* **WHAT TO PRODUCE**
Every line of the data below is to be duplicated exactly, pictures excepted.

══ EXTRACTED INFORMATION ══

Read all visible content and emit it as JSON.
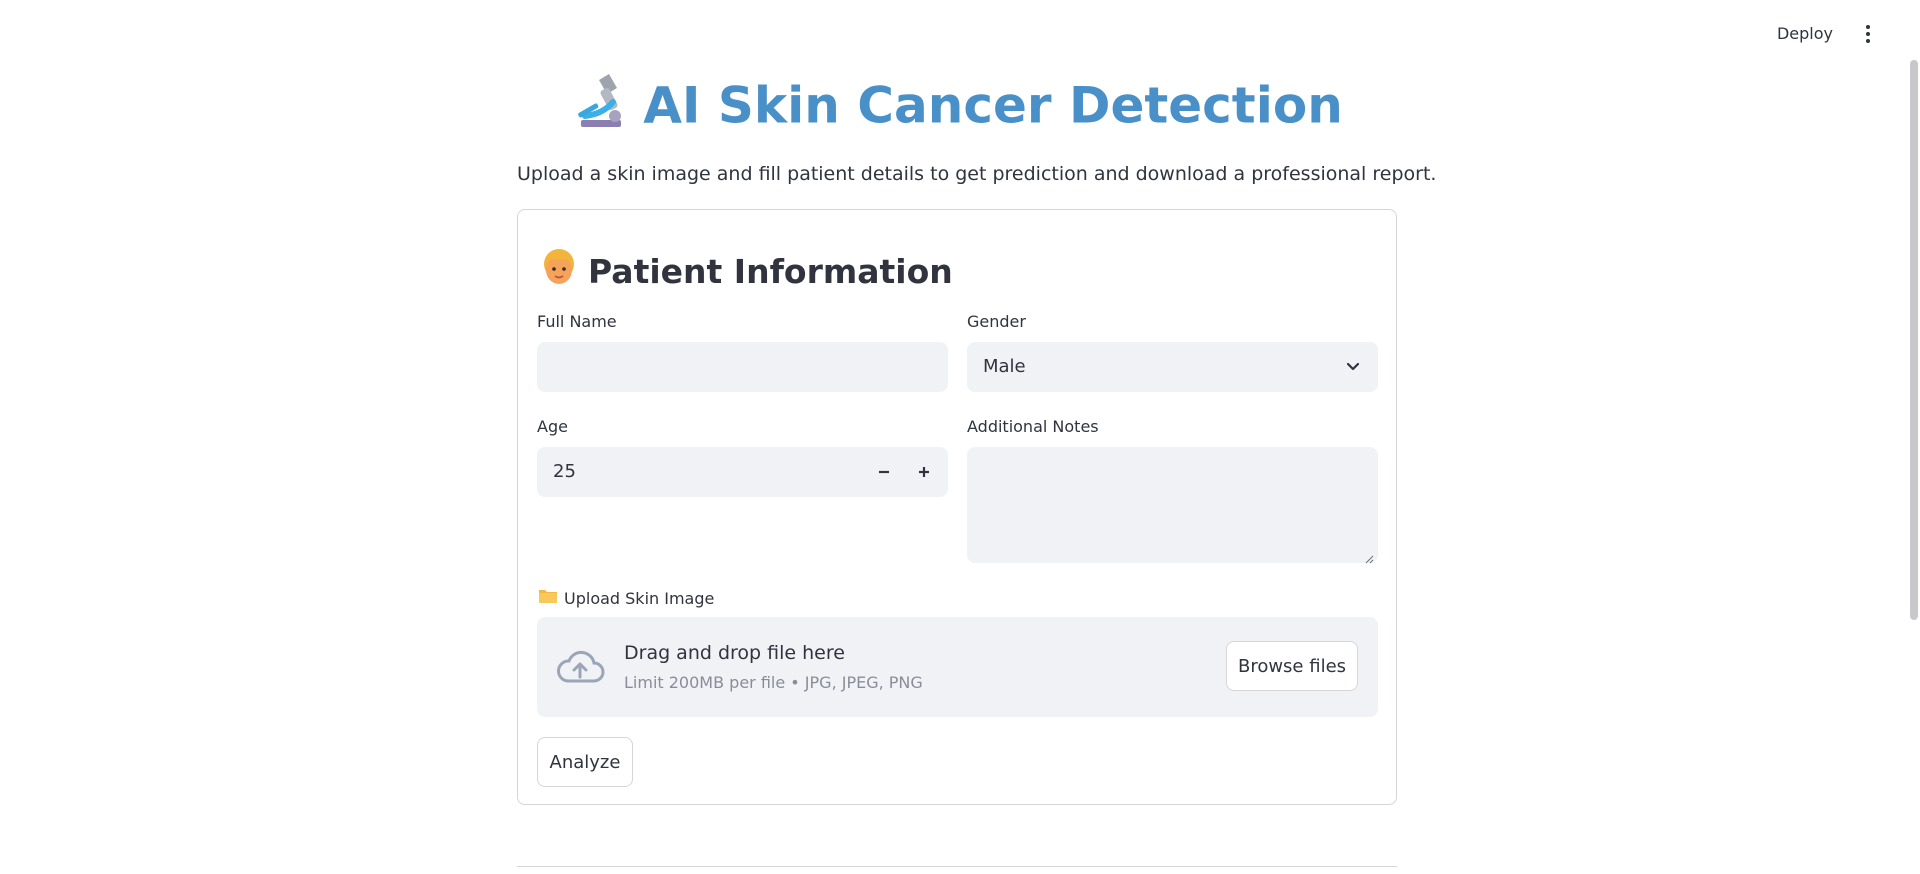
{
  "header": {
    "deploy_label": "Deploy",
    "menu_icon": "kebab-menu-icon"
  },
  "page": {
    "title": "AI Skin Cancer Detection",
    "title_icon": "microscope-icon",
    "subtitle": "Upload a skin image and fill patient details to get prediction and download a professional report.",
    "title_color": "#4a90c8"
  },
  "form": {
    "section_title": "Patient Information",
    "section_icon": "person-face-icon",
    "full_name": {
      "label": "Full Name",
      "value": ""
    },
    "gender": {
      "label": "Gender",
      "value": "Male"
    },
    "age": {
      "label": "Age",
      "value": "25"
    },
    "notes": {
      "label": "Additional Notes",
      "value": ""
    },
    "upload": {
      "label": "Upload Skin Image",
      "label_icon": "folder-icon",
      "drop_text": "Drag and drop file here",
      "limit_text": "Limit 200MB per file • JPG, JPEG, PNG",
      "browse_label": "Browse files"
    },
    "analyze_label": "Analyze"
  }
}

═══

* **PROBLEM SOLUTION**
Read all visible content and emit it as JSON.
{
  "header": {
    "deploy_label": "Deploy",
    "menu_icon": "kebab-menu-icon"
  },
  "page": {
    "title": "AI Skin Cancer Detection",
    "title_icon": "microscope-icon",
    "subtitle": "Upload a skin image and fill patient details to get prediction and download a professional report.",
    "title_color": "#4a90c8"
  },
  "form": {
    "section_title": "Patient Information",
    "section_icon": "person-face-icon",
    "full_name": {
      "label": "Full Name",
      "value": ""
    },
    "gender": {
      "label": "Gender",
      "value": "Male"
    },
    "age": {
      "label": "Age",
      "value": "25"
    },
    "notes": {
      "label": "Additional Notes",
      "value": ""
    },
    "upload": {
      "label": "Upload Skin Image",
      "label_icon": "folder-icon",
      "drop_text": "Drag and drop file here",
      "limit_text": "Limit 200MB per file • JPG, JPEG, PNG",
      "browse_label": "Browse files"
    },
    "analyze_label": "Analyze"
  }
}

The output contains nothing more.